There is a lot to do in KL if you plan it well enough, with the Batu Caves not far away, various museums and the like. For me though, the real secret to Kuala Lumpur is the food. It’ll blow away any asian food you’ve had in the UK- it really is incredible. Seriously tasty (sedap!) and most definiely spicy, the cuisine is like a fusion of indian and chinese dishes, with their own distinct Malay twist on everything. It’s quite cheap coming from the West too, but so, so worth it. Satay in KL will redefine the word delicious for you, and some of the world’s best Chinese restaurants can be found in the city. Lastly, I went to a very posh restaurant in the previously mentioned KLCC Suria restaurant, and nearly spent a kidney for tiny portions with waiter service. Worth it? Absolutely not. Eat where the locals eat! The best meal I’ve ever had was in Ipoh, where a huge range of exquisite vegetarian curries were served on banana leaves, and you were of course expected to eat with your hands. It was amazing. I paid about £5 for what in the UK would have been a £40 platter. Bargain! Just try it! I recommend Nasi Goreng, whilst Beef Rendang and Nasi Lemak are also firm favourites. Drinks wise, go for a milo ice- you won’t regret it.
Kuala Lumpur is definitely more than just a stopover, but the city’s small size and good transport system (use the LRT!) means you can still tick things off pretty quickly. I think it’s fair to say that there are more exciting cities in the region, but KL has its charms. I’m not a citiy person, and KL isn’t my favourite city, but it’s still a relatively cheap city to visit, and to be honest I’d come here just to eat, as I love the food.
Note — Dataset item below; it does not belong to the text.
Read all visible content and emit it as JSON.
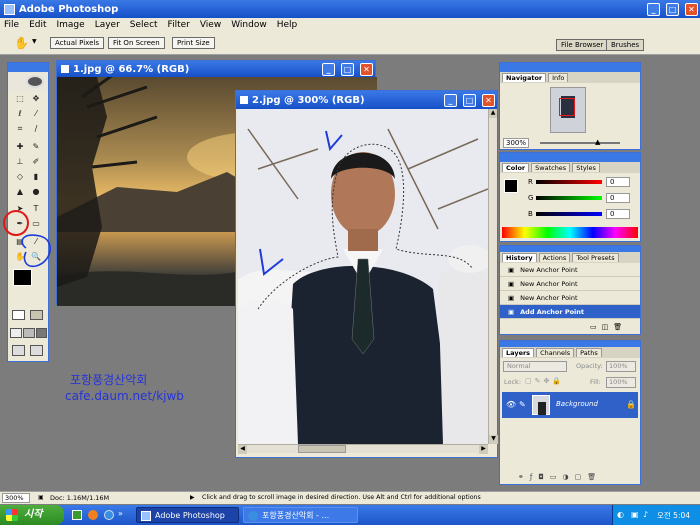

It’s a good place to acclimtise to the South East Asian humidity too, but just remember that if you can feel air con, then you probably aren’t exploring Malaysia properly, are you?
I really like this hostel due to it’s location right next to KL Sentral. There are private rooms and shared dorms at a good price, the decor is refreshing and there is a bar to chill out at. The staff are also lovely and are more than capable of pointing you in the right direction for an adventure- or providing candles for an emergency birthday cake!
It’s simple, no frills accomodation at an even cheaper price, but it is also part of a much bigger project under an amazing social entrepreneur named Shyam. If anyone knows the real Kuala Lumpur, it is her, and make sure to take part in the brilliant homeless hairwashes they do to get a deeper understanding of the city. You can take part in all manner of empowering projects here- well worth a look!